[Saved data entries]

• • • •

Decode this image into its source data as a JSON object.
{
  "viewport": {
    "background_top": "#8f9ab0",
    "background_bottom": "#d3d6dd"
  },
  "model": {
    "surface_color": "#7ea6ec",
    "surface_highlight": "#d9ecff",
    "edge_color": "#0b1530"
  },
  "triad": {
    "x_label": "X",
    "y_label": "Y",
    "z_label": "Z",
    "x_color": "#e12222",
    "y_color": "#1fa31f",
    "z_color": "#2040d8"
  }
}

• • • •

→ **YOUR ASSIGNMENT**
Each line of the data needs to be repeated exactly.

→ **RESPONSE**
Decode this image into its source data as a JSON object.
{
  "viewport": {
    "background_top": "#8f9ab0",
    "background_bottom": "#d3d6dd"
  },
  "model": {
    "surface_color": "#7ea6ec",
    "surface_highlight": "#d9ecff",
    "edge_color": "#0b1530"
  },
  "triad": {
    "x_label": "X",
    "y_label": "Y",
    "z_label": "Z",
    "x_color": "#e12222",
    "y_color": "#1fa31f",
    "z_color": "#2040d8"
  }
}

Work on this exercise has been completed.